### Required action
The full set of records must be returned exactly, character for character.

(Interface dataset entries)
--------------------------------------------------
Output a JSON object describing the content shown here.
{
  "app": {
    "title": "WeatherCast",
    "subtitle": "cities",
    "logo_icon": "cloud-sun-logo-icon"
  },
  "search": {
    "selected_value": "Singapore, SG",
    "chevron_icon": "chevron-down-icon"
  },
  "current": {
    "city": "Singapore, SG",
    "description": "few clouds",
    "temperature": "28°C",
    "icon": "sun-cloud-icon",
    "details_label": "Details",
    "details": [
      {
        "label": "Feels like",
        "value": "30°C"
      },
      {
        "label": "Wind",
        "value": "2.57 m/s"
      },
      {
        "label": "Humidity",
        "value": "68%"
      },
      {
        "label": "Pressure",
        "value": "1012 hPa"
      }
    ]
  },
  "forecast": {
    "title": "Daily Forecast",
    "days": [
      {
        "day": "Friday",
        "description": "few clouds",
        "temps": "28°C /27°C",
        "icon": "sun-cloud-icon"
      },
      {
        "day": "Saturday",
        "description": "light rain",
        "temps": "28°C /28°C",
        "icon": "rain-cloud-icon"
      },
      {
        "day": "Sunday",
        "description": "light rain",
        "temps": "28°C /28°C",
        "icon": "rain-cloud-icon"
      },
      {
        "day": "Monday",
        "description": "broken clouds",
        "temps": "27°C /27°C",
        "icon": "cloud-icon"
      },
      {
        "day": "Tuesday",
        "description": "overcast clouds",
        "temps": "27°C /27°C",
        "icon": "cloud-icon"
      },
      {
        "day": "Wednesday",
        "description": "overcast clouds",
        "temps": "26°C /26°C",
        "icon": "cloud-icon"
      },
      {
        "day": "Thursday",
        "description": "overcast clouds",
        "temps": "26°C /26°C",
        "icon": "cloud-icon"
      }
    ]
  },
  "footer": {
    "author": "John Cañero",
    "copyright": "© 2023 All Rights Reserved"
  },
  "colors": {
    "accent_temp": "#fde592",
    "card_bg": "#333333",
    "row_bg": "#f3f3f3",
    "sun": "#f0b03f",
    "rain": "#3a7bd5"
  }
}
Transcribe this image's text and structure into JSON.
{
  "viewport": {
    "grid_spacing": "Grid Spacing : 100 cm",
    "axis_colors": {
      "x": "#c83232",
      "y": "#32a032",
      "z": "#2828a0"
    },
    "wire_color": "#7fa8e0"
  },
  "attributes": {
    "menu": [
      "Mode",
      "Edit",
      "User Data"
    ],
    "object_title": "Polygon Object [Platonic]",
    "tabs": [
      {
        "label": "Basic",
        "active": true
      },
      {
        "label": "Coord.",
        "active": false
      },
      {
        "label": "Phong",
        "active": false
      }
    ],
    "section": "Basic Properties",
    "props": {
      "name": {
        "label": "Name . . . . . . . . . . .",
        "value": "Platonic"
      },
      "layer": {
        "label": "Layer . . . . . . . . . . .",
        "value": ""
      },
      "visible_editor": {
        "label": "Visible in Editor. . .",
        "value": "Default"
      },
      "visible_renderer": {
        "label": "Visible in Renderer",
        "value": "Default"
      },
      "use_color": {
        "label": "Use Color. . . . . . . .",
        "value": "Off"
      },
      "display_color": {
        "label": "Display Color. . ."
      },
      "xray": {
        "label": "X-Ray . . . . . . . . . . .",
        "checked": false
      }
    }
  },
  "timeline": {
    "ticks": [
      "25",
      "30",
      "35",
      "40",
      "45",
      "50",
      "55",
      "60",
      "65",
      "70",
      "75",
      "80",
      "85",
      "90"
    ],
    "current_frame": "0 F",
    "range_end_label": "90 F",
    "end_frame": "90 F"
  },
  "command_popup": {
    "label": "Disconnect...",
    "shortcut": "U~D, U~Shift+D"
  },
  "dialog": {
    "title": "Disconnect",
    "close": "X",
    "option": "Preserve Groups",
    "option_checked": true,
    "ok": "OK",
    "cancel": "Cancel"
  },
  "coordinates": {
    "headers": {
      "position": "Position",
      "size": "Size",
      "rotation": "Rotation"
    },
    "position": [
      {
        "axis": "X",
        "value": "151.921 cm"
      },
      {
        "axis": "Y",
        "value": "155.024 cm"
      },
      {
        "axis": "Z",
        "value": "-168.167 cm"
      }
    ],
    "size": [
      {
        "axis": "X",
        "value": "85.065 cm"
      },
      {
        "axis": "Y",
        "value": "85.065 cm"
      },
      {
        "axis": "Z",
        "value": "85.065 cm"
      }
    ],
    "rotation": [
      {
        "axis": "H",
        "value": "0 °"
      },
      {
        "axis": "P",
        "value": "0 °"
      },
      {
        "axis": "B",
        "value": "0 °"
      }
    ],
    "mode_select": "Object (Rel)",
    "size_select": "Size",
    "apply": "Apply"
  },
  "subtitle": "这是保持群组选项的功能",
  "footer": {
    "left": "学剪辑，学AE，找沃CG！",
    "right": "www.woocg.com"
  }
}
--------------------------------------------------
### Expected answer
Output a JSON object describing the content shown here.
{
  "app": {
    "title": "WeatherCast",
    "subtitle": "cities",
    "logo_icon": "cloud-sun-logo-icon"
  },
  "search": {
    "selected_value": "Singapore, SG",
    "chevron_icon": "chevron-down-icon"
  },
  "current": {
    "city": "Singapore, SG",
    "description": "few clouds",
    "temperature": "28°C",
    "icon": "sun-cloud-icon",
    "details_label": "Details",
    "details": [
      {
        "label": "Feels like",
        "value": "30°C"
      },
      {
        "label": "Wind",
        "value": "2.57 m/s"
      },
      {
        "label": "Humidity",
        "value": "68%"
      },
      {
        "label": "Pressure",
        "value": "1012 hPa"
      }
    ]
  },
  "forecast": {
    "title": "Daily Forecast",
    "days": [
      {
        "day": "Friday",
        "description": "few clouds",
        "temps": "28°C /27°C",
        "icon": "sun-cloud-icon"
      },
      {
        "day": "Saturday",
        "description": "light rain",
        "temps": "28°C /28°C",
        "icon": "rain-cloud-icon"
      },
      {
        "day": "Sunday",
        "description": "light rain",
        "temps": "28°C /28°C",
        "icon": "rain-cloud-icon"
      },
      {
        "day": "Monday",
        "description": "broken clouds",
        "temps": "27°C /27°C",
        "icon": "cloud-icon"
      },
      {
        "day": "Tuesday",
        "description": "overcast clouds",
        "temps": "27°C /27°C",
        "icon": "cloud-icon"
      },
      {
        "day": "Wednesday",
        "description": "overcast clouds",
        "temps": "26°C /26°C",
        "icon": "cloud-icon"
      },
      {
        "day": "Thursday",
        "description": "overcast clouds",
        "temps": "26°C /26°C",
        "icon": "cloud-icon"
      }
    ]
  },
  "footer": {
    "author": "John Cañero",
    "copyright": "© 2023 All Rights Reserved"
  },
  "colors": {
    "accent_temp": "#fde592",
    "card_bg": "#333333",
    "row_bg": "#f3f3f3",
    "sun": "#f0b03f",
    "rain": "#3a7bd5"
  }
}
Transcribe this image's text and structure into JSON.
{
  "viewport": {
    "grid_spacing": "Grid Spacing : 100 cm",
    "axis_colors": {
      "x": "#c83232",
      "y": "#32a032",
      "z": "#2828a0"
    },
    "wire_color": "#7fa8e0"
  },
  "attributes": {
    "menu": [
      "Mode",
      "Edit",
      "User Data"
    ],
    "object_title": "Polygon Object [Platonic]",
    "tabs": [
      {
        "label": "Basic",
        "active": true
      },
      {
        "label": "Coord.",
        "active": false
      },
      {
        "label": "Phong",
        "active": false
      }
    ],
    "section": "Basic Properties",
    "props": {
      "name": {
        "label": "Name . . . . . . . . . . .",
        "value": "Platonic"
      },
      "layer": {
        "label": "Layer . . . . . . . . . . .",
        "value": ""
      },
      "visible_editor": {
        "label": "Visible in Editor. . .",
        "value": "Default"
      },
      "visible_renderer": {
        "label": "Visible in Renderer",
        "value": "Default"
      },
      "use_color": {
        "label": "Use Color. . . . . . . .",
        "value": "Off"
      },
      "display_color": {
        "label": "Display Color. . ."
      },
      "xray": {
        "label": "X-Ray . . . . . . . . . . .",
        "checked": false
      }
    }
  },
  "timeline": {
    "ticks": [
      "25",
      "30",
      "35",
      "40",
      "45",
      "50",
      "55",
      "60",
      "65",
      "70",
      "75",
      "80",
      "85",
      "90"
    ],
    "current_frame": "0 F",
    "range_end_label": "90 F",
    "end_frame": "90 F"
  },
  "command_popup": {
    "label": "Disconnect...",
    "shortcut": "U~D, U~Shift+D"
  },
  "dialog": {
    "title": "Disconnect",
    "close": "X",
    "option": "Preserve Groups",
    "option_checked": true,
    "ok": "OK",
    "cancel": "Cancel"
  },
  "coordinates": {
    "headers": {
      "position": "Position",
      "size": "Size",
      "rotation": "Rotation"
    },
    "position": [
      {
        "axis": "X",
        "value": "151.921 cm"
      },
      {
        "axis": "Y",
        "value": "155.024 cm"
      },
      {
        "axis": "Z",
        "value": "-168.167 cm"
      }
    ],
    "size": [
      {
        "axis": "X",
        "value": "85.065 cm"
      },
      {
        "axis": "Y",
        "value": "85.065 cm"
      },
      {
        "axis": "Z",
        "value": "85.065 cm"
      }
    ],
    "rotation": [
      {
        "axis": "H",
        "value": "0 °"
      },
      {
        "axis": "P",
        "value": "0 °"
      },
      {
        "axis": "B",
        "value": "0 °"
      }
    ],
    "mode_select": "Object (Rel)",
    "size_select": "Size",
    "apply": "Apply"
  },
  "subtitle": "这是保持群组选项的功能",
  "footer": {
    "left": "学剪辑，学AE，找沃CG！",
    "right": "www.woocg.com"
  }
}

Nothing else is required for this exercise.